**HOW TO COMPLETE THIS TASK**
The required answer is each line in the entries below where "title" occurs.
'''
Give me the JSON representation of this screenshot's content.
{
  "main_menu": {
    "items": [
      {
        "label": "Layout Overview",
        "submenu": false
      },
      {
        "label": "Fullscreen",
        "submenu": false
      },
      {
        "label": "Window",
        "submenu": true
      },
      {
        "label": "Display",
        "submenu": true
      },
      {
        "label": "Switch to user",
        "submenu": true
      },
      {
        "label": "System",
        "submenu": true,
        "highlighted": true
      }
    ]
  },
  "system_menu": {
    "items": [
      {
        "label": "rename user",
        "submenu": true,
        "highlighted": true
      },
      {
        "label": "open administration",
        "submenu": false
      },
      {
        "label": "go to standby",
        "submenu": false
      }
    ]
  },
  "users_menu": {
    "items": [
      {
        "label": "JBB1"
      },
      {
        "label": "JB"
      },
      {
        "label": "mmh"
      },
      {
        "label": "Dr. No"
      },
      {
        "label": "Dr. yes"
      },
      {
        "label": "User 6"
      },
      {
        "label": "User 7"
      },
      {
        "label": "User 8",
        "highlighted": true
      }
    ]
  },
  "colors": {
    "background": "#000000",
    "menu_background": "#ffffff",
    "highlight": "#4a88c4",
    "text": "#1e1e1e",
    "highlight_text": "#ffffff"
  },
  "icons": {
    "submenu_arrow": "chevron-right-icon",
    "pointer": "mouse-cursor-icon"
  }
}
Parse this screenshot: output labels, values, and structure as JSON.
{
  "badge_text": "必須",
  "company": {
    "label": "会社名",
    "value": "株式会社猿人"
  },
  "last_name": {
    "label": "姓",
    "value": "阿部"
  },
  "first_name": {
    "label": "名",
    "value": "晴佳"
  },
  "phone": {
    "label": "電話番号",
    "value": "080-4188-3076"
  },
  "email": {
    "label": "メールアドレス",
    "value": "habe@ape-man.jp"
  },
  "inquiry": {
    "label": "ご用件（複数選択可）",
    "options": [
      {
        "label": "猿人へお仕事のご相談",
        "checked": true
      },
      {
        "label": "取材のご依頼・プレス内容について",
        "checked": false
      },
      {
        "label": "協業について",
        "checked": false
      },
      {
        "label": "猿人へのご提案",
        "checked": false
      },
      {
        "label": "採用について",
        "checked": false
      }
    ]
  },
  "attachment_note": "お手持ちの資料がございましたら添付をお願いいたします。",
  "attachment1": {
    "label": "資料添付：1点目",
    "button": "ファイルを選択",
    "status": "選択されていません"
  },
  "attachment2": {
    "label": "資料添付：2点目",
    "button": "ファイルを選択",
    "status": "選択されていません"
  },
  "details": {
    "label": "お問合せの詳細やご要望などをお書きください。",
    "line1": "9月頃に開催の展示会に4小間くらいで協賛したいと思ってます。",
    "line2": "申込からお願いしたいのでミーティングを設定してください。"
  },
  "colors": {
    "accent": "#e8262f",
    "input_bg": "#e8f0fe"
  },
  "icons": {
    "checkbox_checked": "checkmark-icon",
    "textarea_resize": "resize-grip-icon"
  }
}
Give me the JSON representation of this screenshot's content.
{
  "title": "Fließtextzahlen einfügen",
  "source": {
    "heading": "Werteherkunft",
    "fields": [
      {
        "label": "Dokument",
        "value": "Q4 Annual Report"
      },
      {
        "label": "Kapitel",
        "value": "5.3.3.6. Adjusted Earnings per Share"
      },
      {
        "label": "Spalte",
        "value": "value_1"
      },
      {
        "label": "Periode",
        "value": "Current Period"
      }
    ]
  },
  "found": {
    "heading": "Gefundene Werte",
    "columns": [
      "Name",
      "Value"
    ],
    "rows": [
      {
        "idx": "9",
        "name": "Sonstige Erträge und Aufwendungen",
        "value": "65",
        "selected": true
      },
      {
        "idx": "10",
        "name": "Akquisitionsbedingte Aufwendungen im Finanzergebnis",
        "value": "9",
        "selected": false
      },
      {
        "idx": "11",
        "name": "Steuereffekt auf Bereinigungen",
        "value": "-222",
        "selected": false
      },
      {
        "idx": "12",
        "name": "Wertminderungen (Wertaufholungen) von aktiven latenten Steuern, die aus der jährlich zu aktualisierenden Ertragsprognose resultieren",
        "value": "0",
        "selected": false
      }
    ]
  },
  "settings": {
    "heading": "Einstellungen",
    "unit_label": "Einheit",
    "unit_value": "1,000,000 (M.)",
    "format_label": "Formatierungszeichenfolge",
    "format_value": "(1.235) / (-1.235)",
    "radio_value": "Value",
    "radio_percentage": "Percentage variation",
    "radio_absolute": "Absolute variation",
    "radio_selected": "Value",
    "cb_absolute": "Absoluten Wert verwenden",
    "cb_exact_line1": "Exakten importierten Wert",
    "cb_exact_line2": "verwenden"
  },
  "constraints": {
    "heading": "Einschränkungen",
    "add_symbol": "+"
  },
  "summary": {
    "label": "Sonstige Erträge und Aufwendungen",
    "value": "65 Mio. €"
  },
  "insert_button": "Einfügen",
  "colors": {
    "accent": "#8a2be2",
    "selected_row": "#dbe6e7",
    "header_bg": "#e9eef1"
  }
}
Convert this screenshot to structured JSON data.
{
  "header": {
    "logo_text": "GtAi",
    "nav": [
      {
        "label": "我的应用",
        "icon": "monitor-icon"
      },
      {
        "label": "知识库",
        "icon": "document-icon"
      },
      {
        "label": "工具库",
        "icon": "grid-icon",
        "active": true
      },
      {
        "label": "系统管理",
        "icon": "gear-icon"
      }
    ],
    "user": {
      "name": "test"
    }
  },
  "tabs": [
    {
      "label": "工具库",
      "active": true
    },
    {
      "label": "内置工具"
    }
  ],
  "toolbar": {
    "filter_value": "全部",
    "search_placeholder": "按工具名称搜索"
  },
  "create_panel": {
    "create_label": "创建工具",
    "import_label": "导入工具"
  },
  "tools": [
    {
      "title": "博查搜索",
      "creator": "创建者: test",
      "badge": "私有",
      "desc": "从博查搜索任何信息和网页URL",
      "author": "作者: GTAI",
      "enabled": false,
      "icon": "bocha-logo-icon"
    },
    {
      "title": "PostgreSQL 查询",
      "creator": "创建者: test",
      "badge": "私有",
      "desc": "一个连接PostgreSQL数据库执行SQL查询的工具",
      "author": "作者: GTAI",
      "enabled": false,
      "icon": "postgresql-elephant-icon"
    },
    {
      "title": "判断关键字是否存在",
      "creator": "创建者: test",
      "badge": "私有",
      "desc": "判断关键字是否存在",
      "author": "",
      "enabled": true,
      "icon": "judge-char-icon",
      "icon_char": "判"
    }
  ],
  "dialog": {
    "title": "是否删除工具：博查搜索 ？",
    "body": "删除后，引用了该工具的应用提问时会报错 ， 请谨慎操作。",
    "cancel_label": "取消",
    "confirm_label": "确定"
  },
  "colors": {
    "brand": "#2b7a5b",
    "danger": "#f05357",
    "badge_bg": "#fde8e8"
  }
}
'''
**RESULT FOR THIS TASK**
  "title": "Fließtextzahlen einfügen",
      "title": "博查搜索",
      "title": "PostgreSQL 查询",
      "title": "判断关键字是否存在",
    "title": "是否删除工具：博查搜索 ？",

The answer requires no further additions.